◆ **ACTIVITY**:
Only an exact copy of the records below will serve as the answer.

——

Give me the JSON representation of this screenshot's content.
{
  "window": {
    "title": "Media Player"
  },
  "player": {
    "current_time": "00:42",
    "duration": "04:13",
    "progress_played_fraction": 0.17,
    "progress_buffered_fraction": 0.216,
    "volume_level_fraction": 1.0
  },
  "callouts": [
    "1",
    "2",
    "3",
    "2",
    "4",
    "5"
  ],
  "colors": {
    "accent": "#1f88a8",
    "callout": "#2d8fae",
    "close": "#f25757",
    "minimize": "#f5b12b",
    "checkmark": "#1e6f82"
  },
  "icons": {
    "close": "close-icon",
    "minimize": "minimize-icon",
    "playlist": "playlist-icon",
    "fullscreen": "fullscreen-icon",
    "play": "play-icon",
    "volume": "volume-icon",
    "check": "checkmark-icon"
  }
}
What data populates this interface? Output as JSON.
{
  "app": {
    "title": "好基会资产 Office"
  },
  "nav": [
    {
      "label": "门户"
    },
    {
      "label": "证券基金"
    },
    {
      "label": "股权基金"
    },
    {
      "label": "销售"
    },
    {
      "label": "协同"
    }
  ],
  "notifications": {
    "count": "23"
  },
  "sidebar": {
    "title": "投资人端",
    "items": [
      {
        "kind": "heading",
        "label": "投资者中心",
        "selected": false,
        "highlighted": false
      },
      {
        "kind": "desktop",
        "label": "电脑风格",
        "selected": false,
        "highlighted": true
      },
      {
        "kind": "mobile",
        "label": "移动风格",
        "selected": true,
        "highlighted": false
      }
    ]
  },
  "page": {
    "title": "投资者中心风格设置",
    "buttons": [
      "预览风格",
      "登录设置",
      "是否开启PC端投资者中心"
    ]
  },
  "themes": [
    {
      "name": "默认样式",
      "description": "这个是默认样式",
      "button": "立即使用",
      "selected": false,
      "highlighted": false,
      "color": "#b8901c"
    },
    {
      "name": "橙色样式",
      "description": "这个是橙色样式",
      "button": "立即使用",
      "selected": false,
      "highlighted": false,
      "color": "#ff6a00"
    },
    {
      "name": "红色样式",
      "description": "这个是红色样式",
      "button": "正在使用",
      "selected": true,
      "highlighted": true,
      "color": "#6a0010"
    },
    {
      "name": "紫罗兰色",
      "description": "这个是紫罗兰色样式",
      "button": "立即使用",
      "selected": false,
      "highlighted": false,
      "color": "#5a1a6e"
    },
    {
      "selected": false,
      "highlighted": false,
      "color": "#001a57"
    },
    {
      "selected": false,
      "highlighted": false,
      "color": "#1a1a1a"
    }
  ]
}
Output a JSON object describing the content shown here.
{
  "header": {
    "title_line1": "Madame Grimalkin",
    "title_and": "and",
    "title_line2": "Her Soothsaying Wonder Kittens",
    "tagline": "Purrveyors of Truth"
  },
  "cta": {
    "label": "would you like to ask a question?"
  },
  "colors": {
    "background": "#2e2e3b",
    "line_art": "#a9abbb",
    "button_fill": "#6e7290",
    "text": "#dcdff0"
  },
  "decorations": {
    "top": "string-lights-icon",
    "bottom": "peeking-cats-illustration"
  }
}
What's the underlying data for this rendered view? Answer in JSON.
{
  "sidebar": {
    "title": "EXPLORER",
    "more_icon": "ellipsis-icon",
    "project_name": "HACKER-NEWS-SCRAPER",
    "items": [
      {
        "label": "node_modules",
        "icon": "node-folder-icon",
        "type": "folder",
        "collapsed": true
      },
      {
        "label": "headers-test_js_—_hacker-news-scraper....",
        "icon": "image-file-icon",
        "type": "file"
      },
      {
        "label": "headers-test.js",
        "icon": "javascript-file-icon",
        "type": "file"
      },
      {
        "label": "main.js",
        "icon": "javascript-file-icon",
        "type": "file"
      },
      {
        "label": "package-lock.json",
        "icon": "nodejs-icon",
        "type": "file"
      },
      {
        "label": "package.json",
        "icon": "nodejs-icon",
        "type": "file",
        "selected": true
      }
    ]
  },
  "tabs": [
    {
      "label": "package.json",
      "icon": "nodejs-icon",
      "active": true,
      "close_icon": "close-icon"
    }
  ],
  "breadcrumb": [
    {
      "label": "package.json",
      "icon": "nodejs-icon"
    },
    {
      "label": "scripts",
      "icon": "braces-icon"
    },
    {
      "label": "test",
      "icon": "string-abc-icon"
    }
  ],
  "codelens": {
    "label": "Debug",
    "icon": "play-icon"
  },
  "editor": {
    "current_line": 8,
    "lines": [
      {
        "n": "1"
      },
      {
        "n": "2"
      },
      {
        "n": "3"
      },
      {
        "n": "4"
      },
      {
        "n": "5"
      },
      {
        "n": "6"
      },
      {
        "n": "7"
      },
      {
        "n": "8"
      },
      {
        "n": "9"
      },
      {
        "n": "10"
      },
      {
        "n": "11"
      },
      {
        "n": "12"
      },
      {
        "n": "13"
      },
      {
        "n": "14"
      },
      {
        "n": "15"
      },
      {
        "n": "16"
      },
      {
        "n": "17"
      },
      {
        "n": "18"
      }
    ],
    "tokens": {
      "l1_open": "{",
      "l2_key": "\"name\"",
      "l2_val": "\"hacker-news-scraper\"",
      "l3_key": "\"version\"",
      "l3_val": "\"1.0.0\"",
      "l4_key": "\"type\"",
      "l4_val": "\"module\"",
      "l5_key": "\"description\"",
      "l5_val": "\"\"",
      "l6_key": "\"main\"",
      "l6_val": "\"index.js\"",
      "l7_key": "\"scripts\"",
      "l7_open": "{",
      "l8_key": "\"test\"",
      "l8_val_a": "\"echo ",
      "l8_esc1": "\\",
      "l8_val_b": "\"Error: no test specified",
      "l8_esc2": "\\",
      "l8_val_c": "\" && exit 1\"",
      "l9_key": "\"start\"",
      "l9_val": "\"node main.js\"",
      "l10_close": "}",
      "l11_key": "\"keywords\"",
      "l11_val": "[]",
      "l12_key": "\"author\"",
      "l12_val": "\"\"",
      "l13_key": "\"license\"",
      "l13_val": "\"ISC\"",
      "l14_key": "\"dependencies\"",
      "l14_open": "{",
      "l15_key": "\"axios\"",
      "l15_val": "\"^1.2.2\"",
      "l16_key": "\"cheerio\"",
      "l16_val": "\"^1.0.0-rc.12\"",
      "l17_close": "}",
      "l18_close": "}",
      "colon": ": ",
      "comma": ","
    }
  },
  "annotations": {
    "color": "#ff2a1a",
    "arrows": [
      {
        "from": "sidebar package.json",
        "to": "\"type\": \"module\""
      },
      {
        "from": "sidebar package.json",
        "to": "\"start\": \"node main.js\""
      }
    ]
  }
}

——

◆ **RESPONSE TO THE TASK**:
Give me the JSON representation of this screenshot's content.
{
  "window": {
    "title": "Media Player"
  },
  "player": {
    "current_time": "00:42",
    "duration": "04:13",
    "progress_played_fraction": 0.17,
    "progress_buffered_fraction": 0.216,
    "volume_level_fraction": 1.0
  },
  "callouts": [
    "1",
    "2",
    "3",
    "2",
    "4",
    "5"
  ],
  "colors": {
    "accent": "#1f88a8",
    "callout": "#2d8fae",
    "close": "#f25757",
    "minimize": "#f5b12b",
    "checkmark": "#1e6f82"
  },
  "icons": {
    "close": "close-icon",
    "minimize": "minimize-icon",
    "playlist": "playlist-icon",
    "fullscreen": "fullscreen-icon",
    "play": "play-icon",
    "volume": "volume-icon",
    "check": "checkmark-icon"
  }
}
What data populates this interface? Output as JSON.
{
  "app": {
    "title": "好基会资产 Office"
  },
  "nav": [
    {
      "label": "门户"
    },
    {
      "label": "证券基金"
    },
    {
      "label": "股权基金"
    },
    {
      "label": "销售"
    },
    {
      "label": "协同"
    }
  ],
  "notifications": {
    "count": "23"
  },
  "sidebar": {
    "title": "投资人端",
    "items": [
      {
        "kind": "heading",
        "label": "投资者中心",
        "selected": false,
        "highlighted": false
      },
      {
        "kind": "desktop",
        "label": "电脑风格",
        "selected": false,
        "highlighted": true
      },
      {
        "kind": "mobile",
        "label": "移动风格",
        "selected": true,
        "highlighted": false
      }
    ]
  },
  "page": {
    "title": "投资者中心风格设置",
    "buttons": [
      "预览风格",
      "登录设置",
      "是否开启PC端投资者中心"
    ]
  },
  "themes": [
    {
      "name": "默认样式",
      "description": "这个是默认样式",
      "button": "立即使用",
      "selected": false,
      "highlighted": false,
      "color": "#b8901c"
    },
    {
      "name": "橙色样式",
      "description": "这个是橙色样式",
      "button": "立即使用",
      "selected": false,
      "highlighted": false,
      "color": "#ff6a00"
    },
    {
      "name": "红色样式",
      "description": "这个是红色样式",
      "button": "正在使用",
      "selected": true,
      "highlighted": true,
      "color": "#6a0010"
    },
    {
      "name": "紫罗兰色",
      "description": "这个是紫罗兰色样式",
      "button": "立即使用",
      "selected": false,
      "highlighted": false,
      "color": "#5a1a6e"
    },
    {
      "selected": false,
      "highlighted": false,
      "color": "#001a57"
    },
    {
      "selected": false,
      "highlighted": false,
      "color": "#1a1a1a"
    }
  ]
}
Output a JSON object describing the content shown here.
{
  "header": {
    "title_line1": "Madame Grimalkin",
    "title_and": "and",
    "title_line2": "Her Soothsaying Wonder Kittens",
    "tagline": "Purrveyors of Truth"
  },
  "cta": {
    "label": "would you like to ask a question?"
  },
  "colors": {
    "background": "#2e2e3b",
    "line_art": "#a9abbb",
    "button_fill": "#6e7290",
    "text": "#dcdff0"
  },
  "decorations": {
    "top": "string-lights-icon",
    "bottom": "peeking-cats-illustration"
  }
}
What's the underlying data for this rendered view? Answer in JSON.
{
  "sidebar": {
    "title": "EXPLORER",
    "more_icon": "ellipsis-icon",
    "project_name": "HACKER-NEWS-SCRAPER",
    "items": [
      {
        "label": "node_modules",
        "icon": "node-folder-icon",
        "type": "folder",
        "collapsed": true
      },
      {
        "label": "headers-test_js_—_hacker-news-scraper....",
        "icon": "image-file-icon",
        "type": "file"
      },
      {
        "label": "headers-test.js",
        "icon": "javascript-file-icon",
        "type": "file"
      },
      {
        "label": "main.js",
        "icon": "javascript-file-icon",
        "type": "file"
      },
      {
        "label": "package-lock.json",
        "icon": "nodejs-icon",
        "type": "file"
      },
      {
        "label": "package.json",
        "icon": "nodejs-icon",
        "type": "file",
        "selected": true
      }
    ]
  },
  "tabs": [
    {
      "label": "package.json",
      "icon": "nodejs-icon",
      "active": true,
      "close_icon": "close-icon"
    }
  ],
  "breadcrumb": [
    {
      "label": "package.json",
      "icon": "nodejs-icon"
    },
    {
      "label": "scripts",
      "icon": "braces-icon"
    },
    {
      "label": "test",
      "icon": "string-abc-icon"
    }
  ],
  "codelens": {
    "label": "Debug",
    "icon": "play-icon"
  },
  "editor": {
    "current_line": 8,
    "lines": [
      {
        "n": "1"
      },
      {
        "n": "2"
      },
      {
        "n": "3"
      },
      {
        "n": "4"
      },
      {
        "n": "5"
      },
      {
        "n": "6"
      },
      {
        "n": "7"
      },
      {
        "n": "8"
      },
      {
        "n": "9"
      },
      {
        "n": "10"
      },
      {
        "n": "11"
      },
      {
        "n": "12"
      },
      {
        "n": "13"
      },
      {
        "n": "14"
      },
      {
        "n": "15"
      },
      {
        "n": "16"
      },
      {
        "n": "17"
      },
      {
        "n": "18"
      }
    ],
    "tokens": {
      "l1_open": "{",
      "l2_key": "\"name\"",
      "l2_val": "\"hacker-news-scraper\"",
      "l3_key": "\"version\"",
      "l3_val": "\"1.0.0\"",
      "l4_key": "\"type\"",
      "l4_val": "\"module\"",
      "l5_key": "\"description\"",
      "l5_val": "\"\"",
      "l6_key": "\"main\"",
      "l6_val": "\"index.js\"",
      "l7_key": "\"scripts\"",
      "l7_open": "{",
      "l8_key": "\"test\"",
      "l8_val_a": "\"echo ",
      "l8_esc1": "\\",
      "l8_val_b": "\"Error: no test specified",
      "l8_esc2": "\\",
      "l8_val_c": "\" && exit 1\"",
      "l9_key": "\"start\"",
      "l9_val": "\"node main.js\"",
      "l10_close": "}",
      "l11_key": "\"keywords\"",
      "l11_val": "[]",
      "l12_key": "\"author\"",
      "l12_val": "\"\"",
      "l13_key": "\"license\"",
      "l13_val": "\"ISC\"",
      "l14_key": "\"dependencies\"",
      "l14_open": "{",
      "l15_key": "\"axios\"",
      "l15_val": "\"^1.2.2\"",
      "l16_key": "\"cheerio\"",
      "l16_val": "\"^1.0.0-rc.12\"",
      "l17_close": "}",
      "l18_close": "}",
      "colon": ": ",
      "comma": ","
    }
  },
  "annotations": {
    "color": "#ff2a1a",
    "arrows": [
      {
        "from": "sidebar package.json",
        "to": "\"type\": \"module\""
      },
      {
        "from": "sidebar package.json",
        "to": "\"start\": \"node main.js\""
      }
    ]
  }
}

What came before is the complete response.